**What the task asks**. What is the count of lines in the material below that hold "items"? Answer with only that number.
[Start of section]
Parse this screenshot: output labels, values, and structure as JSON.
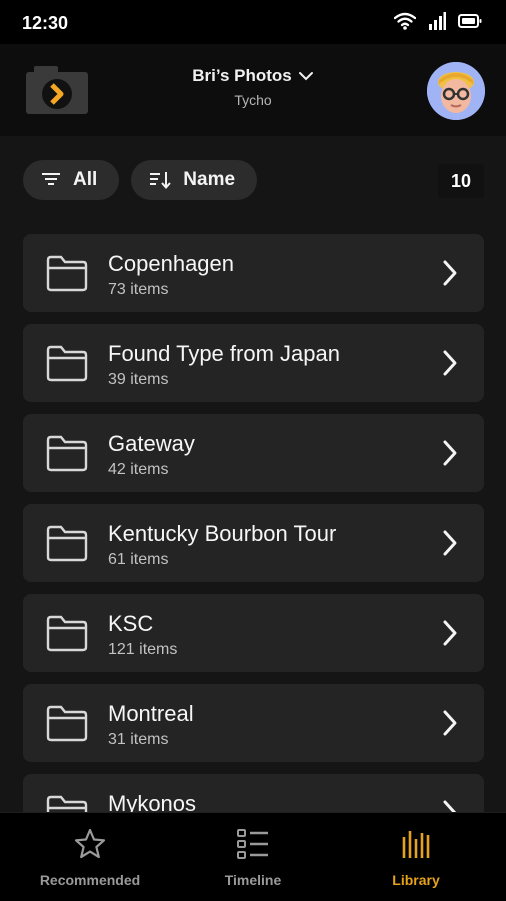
{
  "status_bar": {
    "time": "12:30"
  },
  "header": {
    "library_name": "Bri’s Photos",
    "library_source": "Tycho",
    "brand_color": "#f5a623"
  },
  "toolbar": {
    "filter_label": "All",
    "sort_label": "Name",
    "item_count": "10"
  },
  "albums": [
    {
      "name": "Copenhagen",
      "count": "73 items"
    },
    {
      "name": "Found Type from Japan",
      "count": "39 items"
    },
    {
      "name": "Gateway",
      "count": "42 items"
    },
    {
      "name": "Kentucky Bourbon Tour",
      "count": "61 items"
    },
    {
      "name": "KSC",
      "count": "121 items"
    },
    {
      "name": "Montreal",
      "count": "31 items"
    },
    {
      "name": "Mykonos",
      "count": ""
    }
  ],
  "bottom_nav": {
    "recommended": "Recommended",
    "timeline": "Timeline",
    "library": "Library",
    "active_color": "#e6a21a",
    "inactive_color": "#9a9a9a"
  }
}
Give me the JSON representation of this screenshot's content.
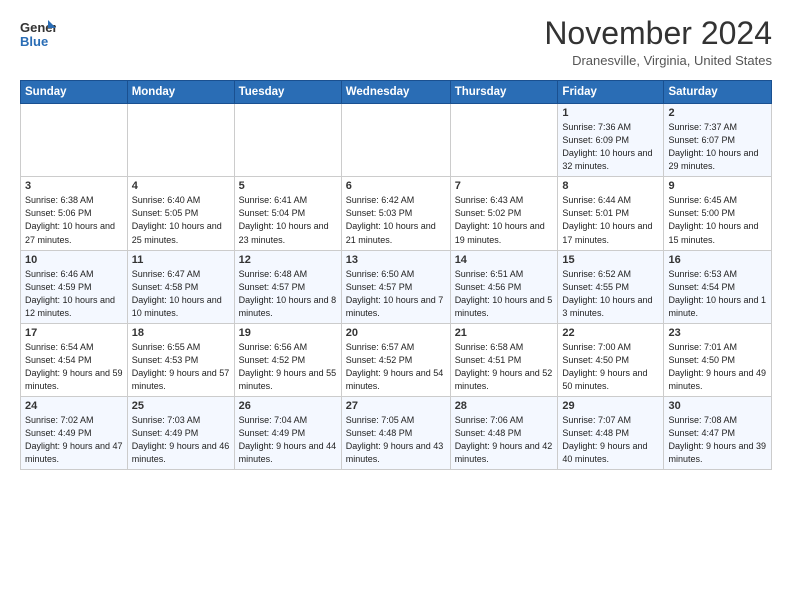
{
  "logo": {
    "general": "General",
    "blue": "Blue"
  },
  "header": {
    "month": "November 2024",
    "location": "Dranesville, Virginia, United States"
  },
  "weekdays": [
    "Sunday",
    "Monday",
    "Tuesday",
    "Wednesday",
    "Thursday",
    "Friday",
    "Saturday"
  ],
  "weeks": [
    [
      {
        "day": "",
        "info": ""
      },
      {
        "day": "",
        "info": ""
      },
      {
        "day": "",
        "info": ""
      },
      {
        "day": "",
        "info": ""
      },
      {
        "day": "",
        "info": ""
      },
      {
        "day": "1",
        "info": "Sunrise: 7:36 AM\nSunset: 6:09 PM\nDaylight: 10 hours\nand 32 minutes."
      },
      {
        "day": "2",
        "info": "Sunrise: 7:37 AM\nSunset: 6:07 PM\nDaylight: 10 hours\nand 29 minutes."
      }
    ],
    [
      {
        "day": "3",
        "info": "Sunrise: 6:38 AM\nSunset: 5:06 PM\nDaylight: 10 hours\nand 27 minutes."
      },
      {
        "day": "4",
        "info": "Sunrise: 6:40 AM\nSunset: 5:05 PM\nDaylight: 10 hours\nand 25 minutes."
      },
      {
        "day": "5",
        "info": "Sunrise: 6:41 AM\nSunset: 5:04 PM\nDaylight: 10 hours\nand 23 minutes."
      },
      {
        "day": "6",
        "info": "Sunrise: 6:42 AM\nSunset: 5:03 PM\nDaylight: 10 hours\nand 21 minutes."
      },
      {
        "day": "7",
        "info": "Sunrise: 6:43 AM\nSunset: 5:02 PM\nDaylight: 10 hours\nand 19 minutes."
      },
      {
        "day": "8",
        "info": "Sunrise: 6:44 AM\nSunset: 5:01 PM\nDaylight: 10 hours\nand 17 minutes."
      },
      {
        "day": "9",
        "info": "Sunrise: 6:45 AM\nSunset: 5:00 PM\nDaylight: 10 hours\nand 15 minutes."
      }
    ],
    [
      {
        "day": "10",
        "info": "Sunrise: 6:46 AM\nSunset: 4:59 PM\nDaylight: 10 hours\nand 12 minutes."
      },
      {
        "day": "11",
        "info": "Sunrise: 6:47 AM\nSunset: 4:58 PM\nDaylight: 10 hours\nand 10 minutes."
      },
      {
        "day": "12",
        "info": "Sunrise: 6:48 AM\nSunset: 4:57 PM\nDaylight: 10 hours\nand 8 minutes."
      },
      {
        "day": "13",
        "info": "Sunrise: 6:50 AM\nSunset: 4:57 PM\nDaylight: 10 hours\nand 7 minutes."
      },
      {
        "day": "14",
        "info": "Sunrise: 6:51 AM\nSunset: 4:56 PM\nDaylight: 10 hours\nand 5 minutes."
      },
      {
        "day": "15",
        "info": "Sunrise: 6:52 AM\nSunset: 4:55 PM\nDaylight: 10 hours\nand 3 minutes."
      },
      {
        "day": "16",
        "info": "Sunrise: 6:53 AM\nSunset: 4:54 PM\nDaylight: 10 hours\nand 1 minute."
      }
    ],
    [
      {
        "day": "17",
        "info": "Sunrise: 6:54 AM\nSunset: 4:54 PM\nDaylight: 9 hours\nand 59 minutes."
      },
      {
        "day": "18",
        "info": "Sunrise: 6:55 AM\nSunset: 4:53 PM\nDaylight: 9 hours\nand 57 minutes."
      },
      {
        "day": "19",
        "info": "Sunrise: 6:56 AM\nSunset: 4:52 PM\nDaylight: 9 hours\nand 55 minutes."
      },
      {
        "day": "20",
        "info": "Sunrise: 6:57 AM\nSunset: 4:52 PM\nDaylight: 9 hours\nand 54 minutes."
      },
      {
        "day": "21",
        "info": "Sunrise: 6:58 AM\nSunset: 4:51 PM\nDaylight: 9 hours\nand 52 minutes."
      },
      {
        "day": "22",
        "info": "Sunrise: 7:00 AM\nSunset: 4:50 PM\nDaylight: 9 hours\nand 50 minutes."
      },
      {
        "day": "23",
        "info": "Sunrise: 7:01 AM\nSunset: 4:50 PM\nDaylight: 9 hours\nand 49 minutes."
      }
    ],
    [
      {
        "day": "24",
        "info": "Sunrise: 7:02 AM\nSunset: 4:49 PM\nDaylight: 9 hours\nand 47 minutes."
      },
      {
        "day": "25",
        "info": "Sunrise: 7:03 AM\nSunset: 4:49 PM\nDaylight: 9 hours\nand 46 minutes."
      },
      {
        "day": "26",
        "info": "Sunrise: 7:04 AM\nSunset: 4:49 PM\nDaylight: 9 hours\nand 44 minutes."
      },
      {
        "day": "27",
        "info": "Sunrise: 7:05 AM\nSunset: 4:48 PM\nDaylight: 9 hours\nand 43 minutes."
      },
      {
        "day": "28",
        "info": "Sunrise: 7:06 AM\nSunset: 4:48 PM\nDaylight: 9 hours\nand 42 minutes."
      },
      {
        "day": "29",
        "info": "Sunrise: 7:07 AM\nSunset: 4:48 PM\nDaylight: 9 hours\nand 40 minutes."
      },
      {
        "day": "30",
        "info": "Sunrise: 7:08 AM\nSunset: 4:47 PM\nDaylight: 9 hours\nand 39 minutes."
      }
    ]
  ]
}
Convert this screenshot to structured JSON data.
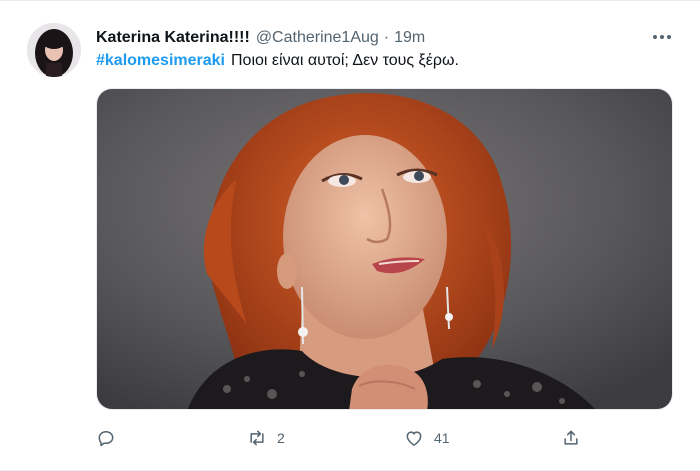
{
  "tweet": {
    "display_name": "Katerina Katerina!!!!",
    "handle": "@Catherine1Aug",
    "separator": "·",
    "time": "19m",
    "hashtag": "#kalomesimeraki",
    "text": "Ποιοι είναι αυτοί; Δεν τους ξέρω."
  },
  "actions": {
    "reply": {
      "icon": "reply-icon",
      "count": ""
    },
    "retweet": {
      "icon": "retweet-icon",
      "count": "2"
    },
    "like": {
      "icon": "heart-icon",
      "count": "41"
    },
    "share": {
      "icon": "share-icon",
      "count": ""
    }
  },
  "colors": {
    "link": "#1d9bf0",
    "secondary_text": "#536471",
    "primary_text": "#0f1419",
    "hair": "#c8501e"
  }
}
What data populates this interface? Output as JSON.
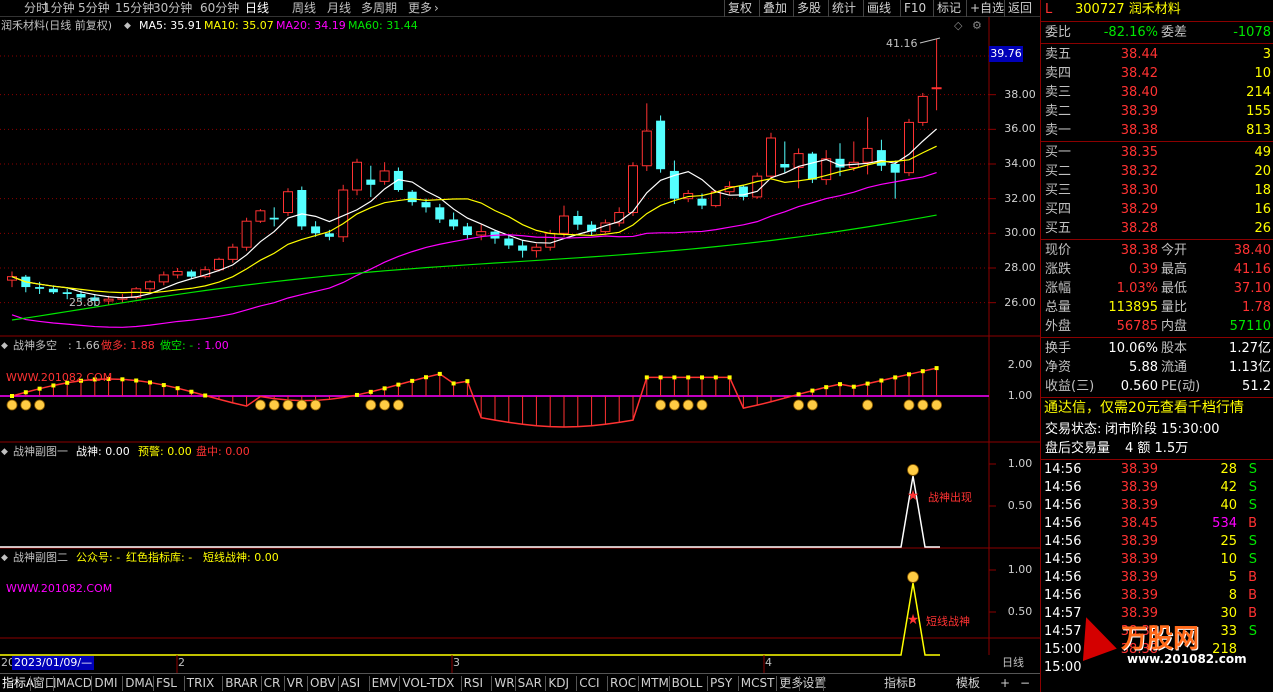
{
  "toolbar": {
    "periods": [
      "分时",
      "1分钟",
      "5分钟",
      "15分钟",
      "30分钟",
      "60分钟",
      "日线",
      "周线",
      "月线",
      "多周期",
      "更多"
    ],
    "active": "日线",
    "right": [
      "复权",
      "叠加",
      "多股",
      "统计",
      "画线",
      "F10",
      "标记",
      "+自选",
      "返回"
    ]
  },
  "main_legend": {
    "name": "润禾材料(日线 前复权)",
    "ma5": "MA5: 35.91",
    "ma10": "MA10: 35.07",
    "ma20": "MA20: 34.19",
    "ma60": "MA60: 31.44"
  },
  "colors": {
    "up": "#ff3232",
    "down": "#54ffff",
    "ma5": "#ffffff",
    "ma10": "#ffff00",
    "ma20": "#ff00ff",
    "ma60": "#00e600",
    "border": "#8b0000"
  },
  "price_axis": [
    "38.00",
    "36.00",
    "34.00",
    "32.00",
    "30.00",
    "28.00",
    "26.00"
  ],
  "price_tag": "39.76",
  "high_label": "41.16",
  "low_label": "25.80",
  "chart_data": {
    "type": "candlestick",
    "ylim": [
      25.0,
      41.5
    ],
    "candles": [
      [
        27.3,
        27.8,
        26.9,
        27.5
      ],
      [
        27.5,
        27.6,
        26.6,
        26.9
      ],
      [
        26.9,
        27.2,
        26.5,
        26.8
      ],
      [
        26.8,
        27.0,
        26.5,
        26.6
      ],
      [
        26.6,
        26.8,
        26.2,
        26.5
      ],
      [
        26.5,
        26.7,
        26.1,
        26.3
      ],
      [
        26.3,
        26.5,
        25.8,
        26.1
      ],
      [
        26.1,
        26.4,
        25.9,
        26.2
      ],
      [
        26.2,
        26.5,
        26.0,
        26.3
      ],
      [
        26.3,
        26.9,
        26.2,
        26.8
      ],
      [
        26.8,
        27.3,
        26.6,
        27.2
      ],
      [
        27.2,
        27.8,
        27.0,
        27.6
      ],
      [
        27.6,
        28.0,
        27.4,
        27.8
      ],
      [
        27.8,
        27.9,
        27.4,
        27.5
      ],
      [
        27.5,
        28.1,
        27.4,
        27.9
      ],
      [
        27.9,
        28.6,
        27.8,
        28.5
      ],
      [
        28.5,
        29.4,
        28.3,
        29.2
      ],
      [
        29.2,
        30.9,
        29.0,
        30.7
      ],
      [
        30.7,
        31.4,
        30.6,
        31.3
      ],
      [
        30.9,
        31.5,
        30.4,
        30.8
      ],
      [
        31.2,
        32.6,
        31.0,
        32.4
      ],
      [
        32.5,
        32.7,
        30.2,
        30.4
      ],
      [
        30.4,
        30.7,
        29.8,
        30.0
      ],
      [
        30.0,
        30.2,
        29.6,
        29.8
      ],
      [
        29.8,
        32.8,
        29.5,
        32.5
      ],
      [
        32.5,
        34.3,
        32.2,
        34.1
      ],
      [
        33.1,
        33.9,
        32.1,
        32.8
      ],
      [
        33.0,
        34.1,
        32.8,
        33.6
      ],
      [
        33.6,
        33.8,
        32.4,
        32.5
      ],
      [
        32.4,
        32.5,
        31.6,
        31.8
      ],
      [
        31.8,
        32.0,
        31.2,
        31.5
      ],
      [
        31.5,
        31.7,
        30.6,
        30.8
      ],
      [
        30.8,
        31.2,
        30.2,
        30.4
      ],
      [
        30.4,
        30.6,
        29.7,
        29.9
      ],
      [
        29.9,
        30.5,
        29.6,
        30.1
      ],
      [
        30.1,
        30.2,
        29.4,
        29.7
      ],
      [
        29.7,
        29.9,
        29.1,
        29.3
      ],
      [
        29.3,
        29.6,
        28.6,
        29.0
      ],
      [
        29.0,
        29.4,
        28.6,
        29.2
      ],
      [
        29.2,
        30.2,
        29.0,
        30.0
      ],
      [
        30.0,
        31.6,
        29.8,
        31.0
      ],
      [
        31.0,
        31.3,
        30.2,
        30.5
      ],
      [
        30.5,
        30.7,
        29.9,
        30.1
      ],
      [
        30.1,
        30.8,
        30.0,
        30.6
      ],
      [
        30.6,
        31.5,
        30.4,
        31.2
      ],
      [
        31.2,
        34.1,
        31.0,
        33.9
      ],
      [
        33.9,
        37.5,
        33.6,
        35.9
      ],
      [
        36.5,
        36.8,
        33.5,
        33.7
      ],
      [
        33.6,
        34.2,
        31.7,
        32.0
      ],
      [
        32.0,
        32.5,
        31.8,
        32.3
      ],
      [
        32.0,
        32.3,
        31.4,
        31.6
      ],
      [
        31.6,
        32.5,
        31.5,
        32.4
      ],
      [
        32.4,
        33.0,
        32.2,
        32.7
      ],
      [
        32.7,
        32.8,
        31.9,
        32.1
      ],
      [
        32.1,
        33.5,
        32.0,
        33.3
      ],
      [
        33.3,
        35.8,
        33.1,
        35.5
      ],
      [
        34.0,
        35.3,
        33.5,
        33.8
      ],
      [
        33.8,
        34.9,
        32.6,
        34.6
      ],
      [
        34.6,
        34.7,
        32.9,
        33.1
      ],
      [
        33.1,
        34.8,
        32.8,
        34.3
      ],
      [
        34.3,
        35.2,
        33.3,
        33.8
      ],
      [
        33.8,
        35.3,
        33.6,
        34.1
      ],
      [
        34.1,
        36.7,
        33.4,
        34.9
      ],
      [
        34.8,
        35.4,
        33.6,
        33.9
      ],
      [
        34.0,
        34.2,
        32.0,
        33.5
      ],
      [
        33.5,
        36.6,
        33.3,
        36.4
      ],
      [
        36.4,
        38.1,
        36.2,
        37.9
      ],
      [
        38.4,
        41.2,
        37.1,
        38.4
      ]
    ],
    "ma60_endpoints": [
      25.0,
      31.44
    ]
  },
  "panel1": {
    "legend_name": "战神多空",
    "legend_val": ": 1.66",
    "legend_buy": "做多: 1.88",
    "legend_sell": "做空: -",
    "legend_sell2": ": 1.00",
    "watermark": "WWW.201082.COM",
    "axis": [
      "2.00",
      "1.00"
    ]
  },
  "panel2": {
    "legend_name": "战神副图一",
    "legend_a": "战神: 0.00",
    "legend_b": "预警: 0.00",
    "legend_c": "盘中: 0.00",
    "axis": [
      "1.00",
      "0.50"
    ],
    "signal": "战神出现"
  },
  "panel3": {
    "legend_name": "战神副图二",
    "legend_a": "公众号: -",
    "legend_b": "红色指标库: -",
    "legend_c": "短线战神: 0.00",
    "watermark": "WWW.201082.COM",
    "axis": [
      "1.00",
      "0.50"
    ],
    "signal": "短线战神"
  },
  "xaxis": {
    "date_tag": "2023/01/09/—",
    "months": [
      "2",
      "3",
      "4"
    ],
    "period_label": "日线",
    "start": "20"
  },
  "bottom": [
    "指标A",
    "窗口",
    "MACD",
    "DMI",
    "DMA",
    "FSL",
    "TRIX",
    "BRAR",
    "CR",
    "VR",
    "OBV",
    "ASI",
    "EMV",
    "VOL-TDX",
    "RSI",
    "WR",
    "SAR",
    "KDJ",
    "CCI",
    "ROC",
    "MTM",
    "BOLL",
    "PSY",
    "MCST",
    "更多",
    "设置"
  ],
  "bottom_right": [
    "指标B",
    "模板",
    "+",
    "−"
  ],
  "quote": {
    "code_prefix": "L",
    "code": "300727 润禾材料",
    "weibi_label": "委比",
    "weibi": "-82.16%",
    "weicha_label": "委差",
    "weicha": "-1078",
    "asks": [
      {
        "label": "卖五",
        "price": "38.44",
        "vol": "3"
      },
      {
        "label": "卖四",
        "price": "38.42",
        "vol": "10"
      },
      {
        "label": "卖三",
        "price": "38.40",
        "vol": "214"
      },
      {
        "label": "卖二",
        "price": "38.39",
        "vol": "155"
      },
      {
        "label": "卖一",
        "price": "38.38",
        "vol": "813"
      }
    ],
    "bids": [
      {
        "label": "买一",
        "price": "38.35",
        "vol": "49"
      },
      {
        "label": "买二",
        "price": "38.32",
        "vol": "20"
      },
      {
        "label": "买三",
        "price": "38.30",
        "vol": "18"
      },
      {
        "label": "买四",
        "price": "38.29",
        "vol": "16"
      },
      {
        "label": "买五",
        "price": "38.28",
        "vol": "26"
      }
    ],
    "stats": [
      {
        "l1": "现价",
        "v1": "38.38",
        "l2": "今开",
        "v2": "38.40",
        "c1": "#ff3232",
        "c2": "#ff3232"
      },
      {
        "l1": "涨跌",
        "v1": "0.39",
        "l2": "最高",
        "v2": "41.16",
        "c1": "#ff3232",
        "c2": "#ff3232"
      },
      {
        "l1": "涨幅",
        "v1": "1.03%",
        "l2": "最低",
        "v2": "37.10",
        "c1": "#ff3232",
        "c2": "#ff3232"
      },
      {
        "l1": "总量",
        "v1": "113895",
        "l2": "量比",
        "v2": "1.78",
        "c1": "#ffff00",
        "c2": "#ff3232"
      },
      {
        "l1": "外盘",
        "v1": "56785",
        "l2": "内盘",
        "v2": "57110",
        "c1": "#ff3232",
        "c2": "#00e600"
      }
    ],
    "stats2": [
      {
        "l1": "换手",
        "v1": "10.06%",
        "l2": "股本",
        "v2": "1.27亿"
      },
      {
        "l1": "净资",
        "v1": "5.88",
        "l2": "流通",
        "v2": "1.13亿"
      },
      {
        "l1": "收益(三)",
        "v1": "0.560",
        "l2": "PE(动)",
        "v2": "51.2"
      }
    ],
    "promo": "通达信，仅需20元查看千档行情",
    "trade_status_label": "交易状态:",
    "trade_status": "闭市阶段 15:30:00",
    "after_label": "盘后交易量",
    "after_value": "4 额 1.5万",
    "ticks": [
      {
        "t": "14:56",
        "p": "38.39",
        "v": "28",
        "s": "S"
      },
      {
        "t": "14:56",
        "p": "38.39",
        "v": "42",
        "s": "S"
      },
      {
        "t": "14:56",
        "p": "38.39",
        "v": "40",
        "s": "S"
      },
      {
        "t": "14:56",
        "p": "38.45",
        "v": "534",
        "s": "B"
      },
      {
        "t": "14:56",
        "p": "38.39",
        "v": "25",
        "s": "S"
      },
      {
        "t": "14:56",
        "p": "38.39",
        "v": "10",
        "s": "S"
      },
      {
        "t": "14:56",
        "p": "38.39",
        "v": "5",
        "s": "B"
      },
      {
        "t": "14:56",
        "p": "38.39",
        "v": "8",
        "s": "B"
      },
      {
        "t": "14:57",
        "p": "38.39",
        "v": "30",
        "s": "B"
      },
      {
        "t": "14:57",
        "p": "38.39",
        "v": "33",
        "s": "S"
      },
      {
        "t": "15:00",
        "p": "38.38",
        "v": "218",
        "s": ""
      },
      {
        "t": "15:00",
        "p": "",
        "v": "",
        "s": ""
      }
    ],
    "logo": "万股网",
    "logo_url": "www.201082.com"
  }
}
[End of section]
**Your solution**. 6